The project results of UPSCALE are relevant for various actors, such as NGOs, international organisations or ministries from the following sectors:
- Climate and environmental protection
- Development cooperation
BayFOR as a partner
The Bavarian Research Alliance supported the project with intensive technical application support, proofreading, budget calculation and contract preparation.
BayFOR is responsible for administrative project management in the ongoing project.
From November 2020 to October 2025, the UPSCALE project will receive funding of 7.6 million euros under the EU's Horizon 2020 Framework Programme for Research and Innovation under grant agreement No. 861998, of which 1.1 million euros will go to Bavarian stakeholders.
In the UPSCALE project, 18 partners from four European and six African countries are working together. The consortium is made up of partners from research, government, agriculture and NGOs. After signing the grant agreement, the coordinator moved from the Julius Maximilian University of Würzburg to the Institute of Geobotany at Leibniz University Hannover.
Institute of Geobotanya at Leibniz-Universität Hannover
icipe - International Centre of Insect Physiology and Ecology
Bayerische Forschungsallianz (Bavarian Research Alliance) GmbH
Eastern Africa farmers federation (EAFF)
Jomo Kenyatta University of Agriculture and Technology (JKUAT)
Kenya Agricultural & Livestock Research Organization (KALRO)
Maseno University (MU)
Food for the Hungry - Nonprofit Organization (FH)
Rwanda Agriculture Board (RAB)
InoSens doo Novi Sad (INOSENS)
University of KwaZulu-Natal (UKN)
Lunds universitet (ULUND)
Sveriges lantbruksuniversitet (SLU)
University of Zurich (UZH)
Tanzania Agricultural Research Institute (TARI)
International Institute for Sustainable Development (ISD)
National Agricultural Research Organisation (NARO)
Julius-Maximilians-Universität Würzburg (UWUE)
Prof Dr Emily Poppenborg-Martin
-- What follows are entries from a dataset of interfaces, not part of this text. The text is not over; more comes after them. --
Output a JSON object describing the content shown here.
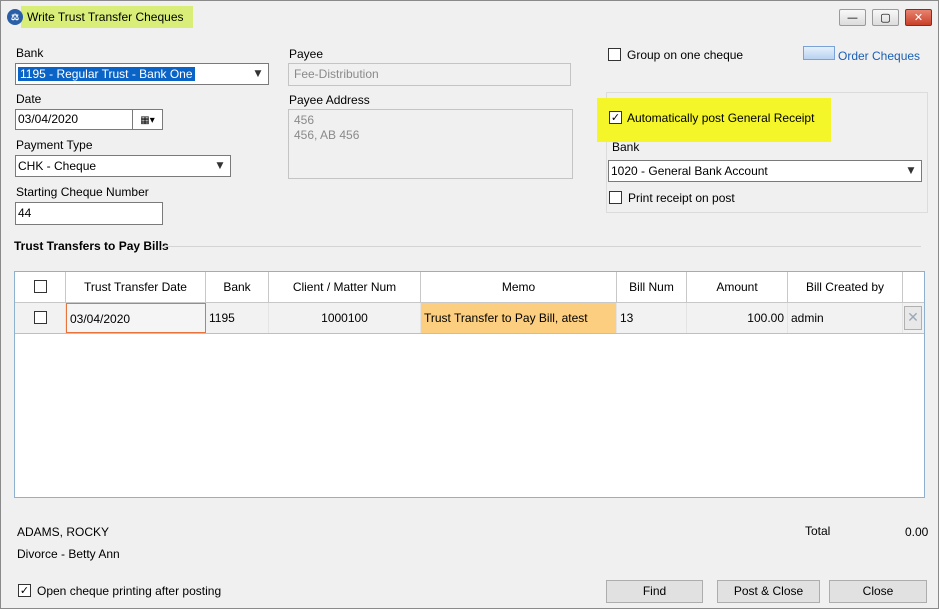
{
  "window": {
    "title": "Write Trust Transfer Cheques",
    "icon": "scales-icon",
    "controls": {
      "minimize": "—",
      "maximize": "▢",
      "close": "✕"
    }
  },
  "form": {
    "bank_label": "Bank",
    "bank_value": "1195 - Regular Trust - Bank One",
    "date_label": "Date",
    "date_value": "03/04/2020",
    "payment_type_label": "Payment Type",
    "payment_type_value": "CHK - Cheque",
    "starting_cheque_label": "Starting Cheque Number",
    "starting_cheque_value": "44",
    "payee_label": "Payee",
    "payee_value": "Fee-Distribution",
    "payee_address_label": "Payee Address",
    "payee_address_line1": "456",
    "payee_address_line2": "456, AB   456"
  },
  "options": {
    "group_on_one_cheque": "Group on one cheque",
    "group_checked": false,
    "order_cheques": "Order Cheques",
    "auto_post_receipt": "Automatically post General Receipt",
    "auto_post_checked": true,
    "receipt_bank_label": "Bank",
    "receipt_bank_value": "1020 - General Bank Account",
    "print_receipt": "Print receipt on post",
    "print_receipt_checked": false
  },
  "section_title": "Trust Transfers to Pay Bills",
  "grid": {
    "columns": [
      "Trust Transfer Date",
      "Bank",
      "Client / Matter Num",
      "Memo",
      "Bill Num",
      "Amount",
      "Bill Created by"
    ],
    "rows": [
      {
        "checked": false,
        "date": "03/04/2020",
        "bank": "1195",
        "client_matter": "1000100",
        "memo": "Trust Transfer to Pay Bill, atest",
        "bill_num": "13",
        "amount": "100.00",
        "created_by": "admin"
      }
    ]
  },
  "footer": {
    "client_name": "ADAMS, ROCKY",
    "matter_desc": "Divorce - Betty Ann",
    "total_label": "Total",
    "total_value": "0.00",
    "open_printing": "Open cheque printing after posting",
    "open_printing_checked": true,
    "find_button": "Find",
    "post_close_button": "Post & Close",
    "close_button": "Close"
  },
  "colors": {
    "title_highlight": "#d9ee78",
    "annotation_highlight": "#f4f62a",
    "selection_blue": "#0a64c8",
    "memo_cell": "#fbcf7f",
    "link_blue": "#1a5fb4"
  }
}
Institute of Geobotany, Leibniz University of Hannover
(previously: Chair of Zoology III at Julius-Maximilians- Universität Würzburg)
Phone: +49 (0)511 762 3634